HS Codes are used by more than 200 countries to aid Customs with the collections of international trade statistics. 98% of products which are traded internationally have HS Codes. Therefore, HS Codes help to standardize how products are identified globally.
It is also used to monitor controlled goods, freight tariffs, quota controls and trade policies, and more, by government bodies and private organizations.
An example of a HS Code is 1704.90.10.00. To understand what product the code is referring to we have to break it down;
17 refers to Chapter 17 of Section IV of the code – Prepared foodstuffs; beverages, spirits and vinegar; tobacco and manufactured tobacco substitutes
04 refers to sugar confectionery (including white chocolate), not containing cocoa
90 refers to confections or sweetmeats ready for consumption:
10.00 refers to candied nuts
Therefore, 1704.90.10.00 is candied nuts.
Ensuring that your shipping documents or invoices have HS Codes is important especially if you are shipping your products to countries where they are legally required by the Customs and Tariffs department.

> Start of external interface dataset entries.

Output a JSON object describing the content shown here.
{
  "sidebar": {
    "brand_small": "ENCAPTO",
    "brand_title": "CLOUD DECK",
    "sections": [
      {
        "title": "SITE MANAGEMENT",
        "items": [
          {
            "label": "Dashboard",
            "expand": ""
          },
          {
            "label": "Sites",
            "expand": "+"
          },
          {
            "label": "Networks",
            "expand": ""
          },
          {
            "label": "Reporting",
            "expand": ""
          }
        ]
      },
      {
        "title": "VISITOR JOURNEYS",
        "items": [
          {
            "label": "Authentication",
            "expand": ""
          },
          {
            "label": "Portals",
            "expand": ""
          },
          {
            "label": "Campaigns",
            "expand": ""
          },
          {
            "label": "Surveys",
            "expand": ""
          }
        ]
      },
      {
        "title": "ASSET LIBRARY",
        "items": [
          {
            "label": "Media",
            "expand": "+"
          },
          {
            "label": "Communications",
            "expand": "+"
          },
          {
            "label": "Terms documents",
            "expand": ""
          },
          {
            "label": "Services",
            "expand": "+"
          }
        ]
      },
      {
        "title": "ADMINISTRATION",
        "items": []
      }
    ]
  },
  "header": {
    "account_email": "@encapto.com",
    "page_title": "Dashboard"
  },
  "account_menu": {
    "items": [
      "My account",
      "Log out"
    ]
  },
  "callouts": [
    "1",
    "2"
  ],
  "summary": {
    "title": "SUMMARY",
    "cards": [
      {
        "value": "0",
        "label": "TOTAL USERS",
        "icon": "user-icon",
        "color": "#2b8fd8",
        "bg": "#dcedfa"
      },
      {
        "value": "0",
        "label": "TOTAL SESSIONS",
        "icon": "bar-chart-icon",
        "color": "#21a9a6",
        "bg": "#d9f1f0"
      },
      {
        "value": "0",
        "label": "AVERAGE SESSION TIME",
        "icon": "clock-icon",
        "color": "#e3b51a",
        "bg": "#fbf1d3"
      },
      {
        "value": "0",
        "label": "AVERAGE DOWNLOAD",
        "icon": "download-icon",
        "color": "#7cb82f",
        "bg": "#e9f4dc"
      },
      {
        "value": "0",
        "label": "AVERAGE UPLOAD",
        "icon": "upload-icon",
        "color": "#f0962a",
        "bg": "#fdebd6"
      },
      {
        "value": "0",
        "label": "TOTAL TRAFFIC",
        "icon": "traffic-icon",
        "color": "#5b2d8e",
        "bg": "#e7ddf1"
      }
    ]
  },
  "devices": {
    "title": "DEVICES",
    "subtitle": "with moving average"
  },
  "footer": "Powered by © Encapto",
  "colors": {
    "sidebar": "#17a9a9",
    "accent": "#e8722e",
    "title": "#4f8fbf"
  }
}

Using the wrong HS Code or failing to add a HS Code to your product documentation could result in customs identifying the shipment as non-compliant, misleading or a misdeclaration – all of which come with penalties.